By Amanda Seay, DDSEsthetic challenges ... There are many situations when a patient presents with bone and tissue defects that are very difficult to correct. A young male patient, 36 years old, presents with injuries from a traumatic car accident several years ago. He fractured teeth Nos. 7 through 10. No. 10 was extracted and an implant placed; root canals were done on Nos. 7, 8, and 9. Unfortunately, there was a lack of planning and the implant failed due to poor position. The patient was also unhappy with the esthetics of his crowns — the color was flat, opaque, and unnatural — and he also disliked the diastema he had between his teeth.
This young man came to me with the desire to restore his teeth to function since the implant was failing. While he knew something had to be done functionally, he also desired a different esthetic outcome if possible. When I saw his case, I was struck by the size of the bone and tissue defect that was already present with a failing implant in place. The first step was to do a smile analysis.It may seem contrary to look at esthetics before function, but we always need to know what our esthetic goal is, so we can try to engineer everything to make it happen. From there, the esthetic goal is communicated to the surgeon to try to achieve correct implant placement to make the esthetics of that implant possible. In this patient’s case, a bone and tissue graft were done after the implant was removed. After several months, the new implant was placed. Again, we had to wait a few more months to allow osseous integration to see how much bone and tissue graft would resorb or be lost. Although the grafting helped make a new implant possible, the tissue was still severely deficient, and we were faced with managing difficult tissue esthetics. The patient's gingival architecture was completely flat with no hope of establishing a nice scallop at the same tissue height of adjacent teeth. This patient also had a very high lip dynamic — an all-around high-risk esthetic case!
Where do we go from here? We still wanted to achieve the same esthetic goal we had planned in our smile analysis, but since we could not get the tissue graft to work for us, we had to look at other options. This is when communication between the dentist and lab technician is crucial. You need to have excellent photography to communicate the details to the lab technician, as well as a clear understanding of restorative materials and their capabilities.Upon several conversations with my lab technician, it was decided to use IPS e.max, a lithium disilicate glass ceramic that has optimized translucency, durability, and strength. Its opalescence, translucency, and light diffusion properties truly replicate natural tooth structure for beauty and undetectable restorations. We also decided to splint the two implant crowns instead of making single crowns. Why? Simple, because the two connected crowns could house the pink porcelain that is made to look like natural tissue and recreate the papilla the patient was lacking, especially in the area between teeth Nos. 9 and 10.
At the records appointment, I used a Kois facebow and photographs to record the position of the maxillary incisal edge, based on dentofacial esthetics.
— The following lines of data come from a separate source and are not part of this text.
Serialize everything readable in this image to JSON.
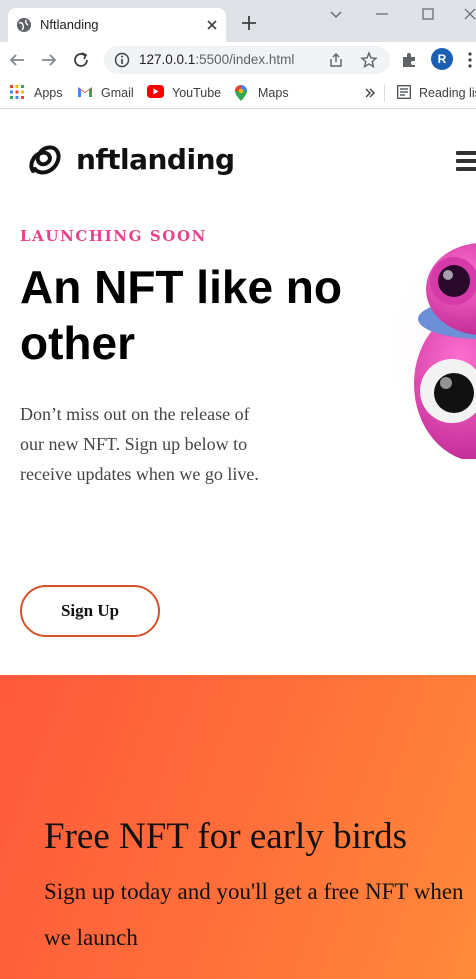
{
  "browser": {
    "tab_title": "Nftlanding",
    "url_host": "127.0.0.1",
    "url_rest": ":5500/index.html",
    "profile_initial": "R",
    "bookmarks": [
      {
        "label": "Apps",
        "icon": "apps-grid-icon"
      },
      {
        "label": "Gmail",
        "icon": "gmail-icon"
      },
      {
        "label": "YouTube",
        "icon": "youtube-icon"
      },
      {
        "label": "Maps",
        "icon": "maps-pin-icon"
      }
    ],
    "reading_list_label": "Reading lis"
  },
  "site": {
    "logo_text": "nftlanding"
  },
  "hero": {
    "eyebrow": "LAUNCHING SOON",
    "title": "An NFT like no other",
    "text": "Don’t miss out on the release of our new NFT. Sign up below to receive updates when we go live.",
    "button_label": "Sign Up"
  },
  "cta": {
    "title": "Free NFT for early birds",
    "subtitle": "Sign up today and you'll get a free NFT when we launch"
  },
  "colors": {
    "eyebrow": "#e8428c",
    "button_border": "#d4532b",
    "cta_gradient_start": "#ff5a3c",
    "cta_gradient_end": "#ff8a3a"
  }
}
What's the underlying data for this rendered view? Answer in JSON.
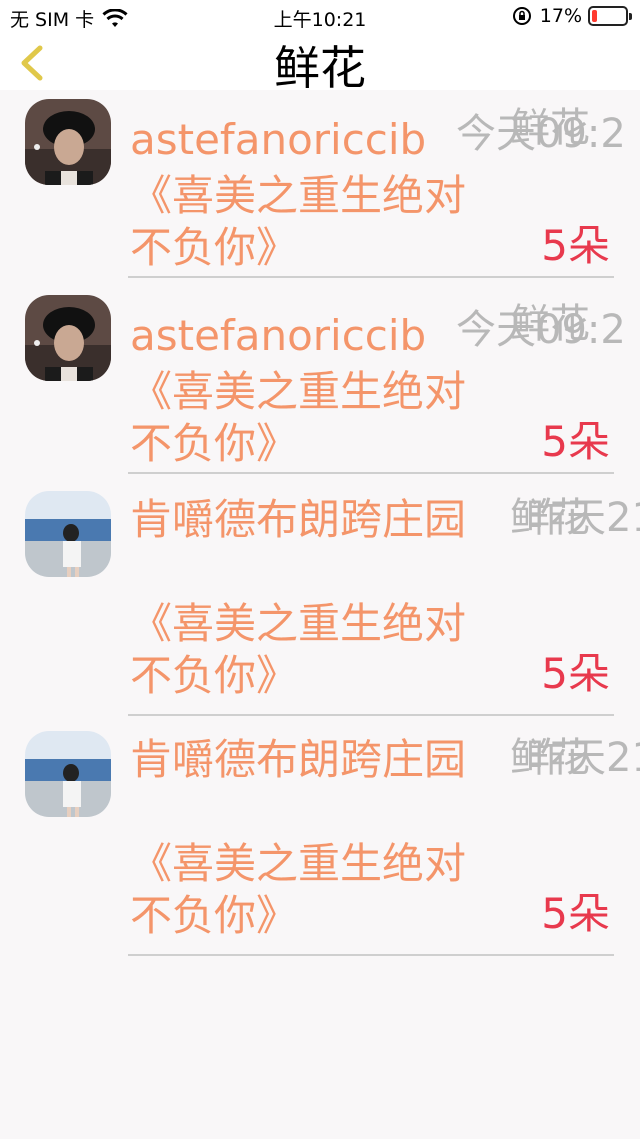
{
  "status_bar": {
    "carrier": "无 SIM 卡",
    "time": "上午10:21",
    "battery_text": "17%",
    "battery_level": 0.17,
    "battery_color": "#ff3b30"
  },
  "nav": {
    "title": "鲜花",
    "back_icon": "chevron-left-icon",
    "back_color": "#e0c84a"
  },
  "colors": {
    "name": "#f4956a",
    "gift": "#e8394d",
    "meta": "#b8b8b8"
  },
  "items": [
    {
      "name": "astefanoriccib",
      "book": "《喜美之重生绝对不负你》",
      "gift_count": "5朵",
      "meta_a": "今天09:2",
      "meta_b": "鲜花",
      "avatar": "avatar-man-hat"
    },
    {
      "name": "astefanoriccib",
      "book": "《喜美之重生绝对不负你》",
      "gift_count": "5朵",
      "meta_a": "今天09:2",
      "meta_b": "鲜花",
      "avatar": "avatar-man-hat"
    },
    {
      "name": "肯嚼德布朗跨庄园",
      "book": "《喜美之重生绝对不负你》",
      "gift_count": "5朵",
      "meta_a": "鲜花",
      "meta_b": "昨天21",
      "avatar": "avatar-girl-beach"
    },
    {
      "name": "肯嚼德布朗跨庄园",
      "book": "《喜美之重生绝对不负你》",
      "gift_count": "5朵",
      "meta_a": "鲜花",
      "meta_b": "昨天21",
      "avatar": "avatar-girl-beach"
    }
  ]
}
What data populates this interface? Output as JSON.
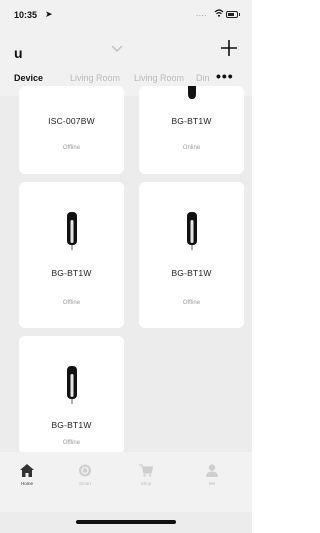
{
  "status_bar": {
    "time": "10:35",
    "location_icon": "location-arrow-icon",
    "signal_dots": "....",
    "wifi_icon": "wifi-icon",
    "battery_icon": "battery-icon"
  },
  "header": {
    "home_name": "u",
    "dropdown_icon": "chevron-down-icon",
    "add_icon": "plus-icon"
  },
  "room_tabs": {
    "items": [
      {
        "label": "Device",
        "active": true
      },
      {
        "label": "Living Room",
        "active": false
      },
      {
        "label": "Living Room",
        "active": false
      },
      {
        "label": "Din",
        "active": false
      }
    ],
    "more": "•••"
  },
  "devices": [
    {
      "name": "ISC-007BW",
      "status": "Offline"
    },
    {
      "name": "BG-BT1W",
      "status": "Online"
    },
    {
      "name": "BG-BT1W",
      "status": "Offline"
    },
    {
      "name": "BG-BT1W",
      "status": "Offline"
    },
    {
      "name": "BG-BT1W",
      "status": "Offline"
    }
  ],
  "tab_bar": {
    "items": [
      {
        "label": "Home",
        "icon": "home-icon",
        "active": true
      },
      {
        "label": "Smart",
        "icon": "smart-icon",
        "active": false
      },
      {
        "label": "Shop",
        "icon": "cart-icon",
        "active": false
      },
      {
        "label": "Me",
        "icon": "person-icon",
        "active": false
      }
    ]
  },
  "colors": {
    "background": "#ececec",
    "card": "#ffffff",
    "active_text": "#111111",
    "inactive_text": "#b9b9b9"
  }
}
Information was sent to the lab and the lab technician did a diagnostic wax-up. Siltech putty matrix was used to fabricate chairside provisionals.
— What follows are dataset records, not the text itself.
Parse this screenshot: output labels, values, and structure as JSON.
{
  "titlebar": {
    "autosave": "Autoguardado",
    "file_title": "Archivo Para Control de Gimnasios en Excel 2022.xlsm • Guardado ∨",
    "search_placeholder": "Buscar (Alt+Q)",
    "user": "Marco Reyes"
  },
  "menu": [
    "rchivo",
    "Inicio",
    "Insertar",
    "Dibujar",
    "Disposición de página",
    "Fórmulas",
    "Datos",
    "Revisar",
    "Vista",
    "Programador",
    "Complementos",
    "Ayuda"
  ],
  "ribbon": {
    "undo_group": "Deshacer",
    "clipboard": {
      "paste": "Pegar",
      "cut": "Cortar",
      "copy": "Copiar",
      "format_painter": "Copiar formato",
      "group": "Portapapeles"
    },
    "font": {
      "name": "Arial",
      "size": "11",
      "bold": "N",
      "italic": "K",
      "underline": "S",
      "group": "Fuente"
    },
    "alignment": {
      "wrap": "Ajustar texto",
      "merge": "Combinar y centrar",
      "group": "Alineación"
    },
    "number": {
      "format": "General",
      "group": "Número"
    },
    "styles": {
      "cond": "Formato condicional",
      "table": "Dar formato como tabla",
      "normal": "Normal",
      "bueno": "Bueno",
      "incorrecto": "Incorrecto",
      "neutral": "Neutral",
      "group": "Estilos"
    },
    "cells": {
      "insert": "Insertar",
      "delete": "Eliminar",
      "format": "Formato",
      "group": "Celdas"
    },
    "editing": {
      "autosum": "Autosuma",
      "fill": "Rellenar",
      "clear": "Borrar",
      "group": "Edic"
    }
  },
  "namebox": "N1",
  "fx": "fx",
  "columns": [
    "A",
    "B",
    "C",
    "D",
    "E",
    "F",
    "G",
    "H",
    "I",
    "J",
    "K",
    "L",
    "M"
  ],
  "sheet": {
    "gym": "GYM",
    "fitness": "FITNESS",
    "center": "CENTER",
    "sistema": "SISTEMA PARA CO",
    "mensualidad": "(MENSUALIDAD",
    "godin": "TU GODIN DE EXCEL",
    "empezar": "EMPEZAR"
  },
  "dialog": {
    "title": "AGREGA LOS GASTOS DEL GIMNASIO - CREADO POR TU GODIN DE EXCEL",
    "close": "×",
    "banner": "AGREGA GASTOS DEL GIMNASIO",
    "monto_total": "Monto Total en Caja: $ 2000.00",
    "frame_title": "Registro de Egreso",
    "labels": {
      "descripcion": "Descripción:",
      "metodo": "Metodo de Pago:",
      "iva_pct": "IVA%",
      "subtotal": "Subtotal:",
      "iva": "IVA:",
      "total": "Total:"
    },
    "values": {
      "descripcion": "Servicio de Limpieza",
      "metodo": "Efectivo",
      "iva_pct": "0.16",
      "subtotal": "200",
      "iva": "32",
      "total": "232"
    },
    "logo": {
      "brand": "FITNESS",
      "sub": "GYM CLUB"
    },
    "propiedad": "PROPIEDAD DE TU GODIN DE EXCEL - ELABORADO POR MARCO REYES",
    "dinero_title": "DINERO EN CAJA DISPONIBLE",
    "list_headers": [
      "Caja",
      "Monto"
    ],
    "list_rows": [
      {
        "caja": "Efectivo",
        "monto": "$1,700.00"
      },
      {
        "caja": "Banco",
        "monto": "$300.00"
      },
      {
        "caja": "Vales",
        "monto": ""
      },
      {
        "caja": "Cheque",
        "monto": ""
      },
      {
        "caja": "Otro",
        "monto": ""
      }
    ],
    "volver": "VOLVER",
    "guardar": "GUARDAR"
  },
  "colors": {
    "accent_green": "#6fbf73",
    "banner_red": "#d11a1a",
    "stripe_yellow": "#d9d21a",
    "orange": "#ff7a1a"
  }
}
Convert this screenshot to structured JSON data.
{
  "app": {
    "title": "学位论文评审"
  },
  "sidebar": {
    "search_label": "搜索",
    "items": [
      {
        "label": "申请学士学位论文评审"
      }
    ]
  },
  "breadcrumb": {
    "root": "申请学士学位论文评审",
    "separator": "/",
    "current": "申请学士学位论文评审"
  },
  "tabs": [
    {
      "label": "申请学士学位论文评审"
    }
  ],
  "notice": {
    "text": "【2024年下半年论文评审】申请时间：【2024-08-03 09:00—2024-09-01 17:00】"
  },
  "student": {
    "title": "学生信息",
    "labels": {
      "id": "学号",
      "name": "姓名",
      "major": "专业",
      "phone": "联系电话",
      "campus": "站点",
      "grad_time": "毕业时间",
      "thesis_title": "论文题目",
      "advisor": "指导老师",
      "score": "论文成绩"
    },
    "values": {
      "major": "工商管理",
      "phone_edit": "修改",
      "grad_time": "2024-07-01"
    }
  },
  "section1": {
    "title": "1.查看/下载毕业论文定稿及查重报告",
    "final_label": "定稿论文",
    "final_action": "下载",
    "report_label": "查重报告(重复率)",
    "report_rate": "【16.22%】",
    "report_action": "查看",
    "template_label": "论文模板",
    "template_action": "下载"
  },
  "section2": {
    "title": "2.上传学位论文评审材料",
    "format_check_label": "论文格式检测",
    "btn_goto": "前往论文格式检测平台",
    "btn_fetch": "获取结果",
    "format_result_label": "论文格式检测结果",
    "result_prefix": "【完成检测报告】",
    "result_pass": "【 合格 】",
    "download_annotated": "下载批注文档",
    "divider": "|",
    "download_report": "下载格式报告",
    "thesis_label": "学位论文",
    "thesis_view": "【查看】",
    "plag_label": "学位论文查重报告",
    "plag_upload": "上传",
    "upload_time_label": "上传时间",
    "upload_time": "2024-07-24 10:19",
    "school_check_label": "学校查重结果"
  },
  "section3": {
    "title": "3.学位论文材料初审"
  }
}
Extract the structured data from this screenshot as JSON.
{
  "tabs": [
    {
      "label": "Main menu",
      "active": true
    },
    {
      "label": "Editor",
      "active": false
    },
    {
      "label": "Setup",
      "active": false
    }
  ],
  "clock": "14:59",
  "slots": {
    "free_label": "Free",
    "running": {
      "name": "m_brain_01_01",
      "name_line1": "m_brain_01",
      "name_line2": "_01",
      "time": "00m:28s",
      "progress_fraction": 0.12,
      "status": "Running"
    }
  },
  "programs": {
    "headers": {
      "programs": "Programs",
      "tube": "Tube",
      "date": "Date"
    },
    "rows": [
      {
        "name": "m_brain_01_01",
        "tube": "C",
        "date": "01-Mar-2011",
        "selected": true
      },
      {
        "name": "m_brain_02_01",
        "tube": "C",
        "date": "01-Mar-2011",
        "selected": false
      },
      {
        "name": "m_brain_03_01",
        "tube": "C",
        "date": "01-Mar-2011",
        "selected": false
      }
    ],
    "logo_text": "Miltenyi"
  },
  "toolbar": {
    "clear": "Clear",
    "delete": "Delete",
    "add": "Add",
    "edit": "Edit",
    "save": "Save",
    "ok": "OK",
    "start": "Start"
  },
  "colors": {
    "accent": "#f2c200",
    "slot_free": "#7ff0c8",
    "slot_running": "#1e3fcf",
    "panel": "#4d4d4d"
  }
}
I did careful shade mapping of the patient's gingival tissue and photographed several “pink” composite shades to let the lab technician know exactly what shade of pink to use to make it blend. Once the pink shade was selected, I made some pink composite disks in varying thicknesses and sent those directly to the lab. I also did an intraoral mockup with the pink composite.
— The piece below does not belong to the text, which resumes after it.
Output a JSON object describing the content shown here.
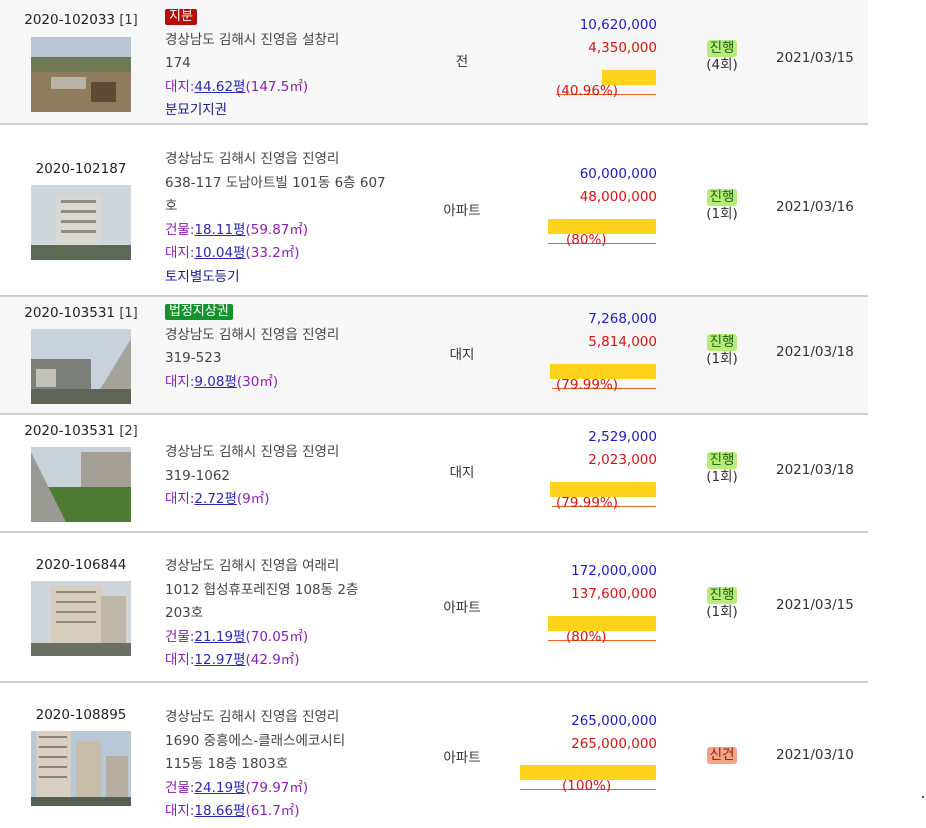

The lab technician and I discussed the benefits of using pink composite bonded to the e.max restorations as a final restorative choice. This would give me more control over blending the composite and create a truly invisible margin. Drawbacks were that the pink composite could discolor over time and need repair (though it could be repaired easily at chairside). We decided on the pink porcelain since the patient had full display of his tissue and did not want to deal with the composite becoming discolored periodically. The result? A beautiful smile restored to full function and health. Notice how the pink porcelain blends into the patient's own tissue. The contour, color, and shape of the four crowns blend seamlessly into the rest of the smile. It has been a long, hard road for this young man, but he finally has the beaming smile he has always carried in his heart.
Author bioDr. Amanda Seay is the owner and solo practitioner of Park West Dentistry, a private practice in Mount Pleasant, SC. A graduate of New York University College of Dentistry and both the Kois Center and The Pankey Institute, Dr. Seay commits herself to hundreds of hours of continuing education each year. In addition to operating a thriving full-time dental practice, she is the CEO of a family of six, including four children under the age of 7.